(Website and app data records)
__________
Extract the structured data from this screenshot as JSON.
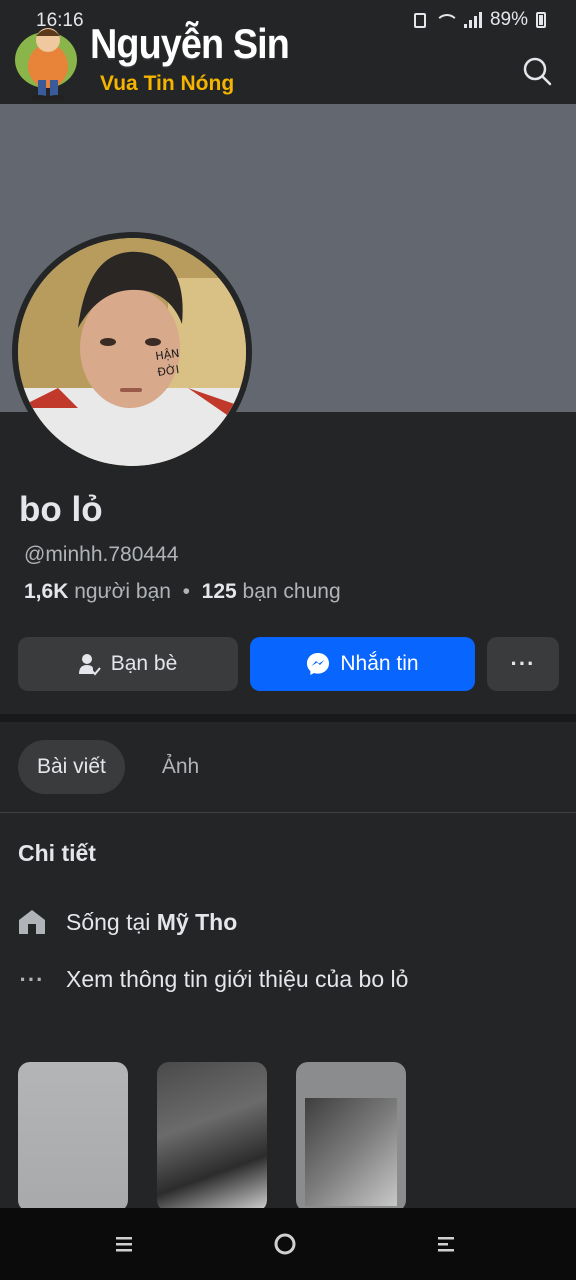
{
  "status_bar": {
    "time": "16:16",
    "app_icons": [
      "M",
      "Zalo",
      "img"
    ],
    "battery": "89%"
  },
  "watermark": {
    "title": "Nguyễn Sin",
    "subtitle": "Vua Tin Nóng"
  },
  "profile": {
    "name": "bo lỏ",
    "username": "@minhh.780444",
    "avatar_text": "HẬN ĐỜI",
    "friends_count": "1,6K",
    "friends_label": "người bạn",
    "mutual_count": "125",
    "mutual_label": "bạn chung"
  },
  "actions": {
    "friends_label": "Bạn bè",
    "message_label": "Nhắn tin",
    "more_label": "···"
  },
  "tabs": [
    {
      "label": "Bài viết",
      "active": true
    },
    {
      "label": "Ảnh",
      "active": false
    }
  ],
  "details": {
    "title": "Chi tiết",
    "lives_in_prefix": "Sống tại",
    "lives_in_place": "Mỹ Tho",
    "about_link": "Xem thông tin giới thiệu của bo lỏ"
  },
  "colors": {
    "background": "#242526",
    "cover": "#636870",
    "accent": "#0866ff",
    "button": "#3a3b3c",
    "watermark_sub": "#f4b400"
  },
  "icons": {
    "search": "search-icon",
    "home": "house-icon",
    "more": "more-dots-icon",
    "messenger": "messenger-icon",
    "friend": "friend-check-icon"
  }
}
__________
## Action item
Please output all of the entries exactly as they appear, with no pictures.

## Reply to the task
Extract the structured data from this screenshot as JSON.
{
  "status_bar": {
    "time": "16:16",
    "app_icons": [
      "M",
      "Zalo",
      "img"
    ],
    "battery": "89%"
  },
  "watermark": {
    "title": "Nguyễn Sin",
    "subtitle": "Vua Tin Nóng"
  },
  "profile": {
    "name": "bo lỏ",
    "username": "@minhh.780444",
    "avatar_text": "HẬN ĐỜI",
    "friends_count": "1,6K",
    "friends_label": "người bạn",
    "mutual_count": "125",
    "mutual_label": "bạn chung"
  },
  "actions": {
    "friends_label": "Bạn bè",
    "message_label": "Nhắn tin",
    "more_label": "···"
  },
  "tabs": [
    {
      "label": "Bài viết",
      "active": true
    },
    {
      "label": "Ảnh",
      "active": false
    }
  ],
  "details": {
    "title": "Chi tiết",
    "lives_in_prefix": "Sống tại",
    "lives_in_place": "Mỹ Tho",
    "about_link": "Xem thông tin giới thiệu của bo lỏ"
  },
  "colors": {
    "background": "#242526",
    "cover": "#636870",
    "accent": "#0866ff",
    "button": "#3a3b3c",
    "watermark_sub": "#f4b400"
  },
  "icons": {
    "search": "search-icon",
    "home": "house-icon",
    "more": "more-dots-icon",
    "messenger": "messenger-icon",
    "friend": "friend-check-icon"
  }
}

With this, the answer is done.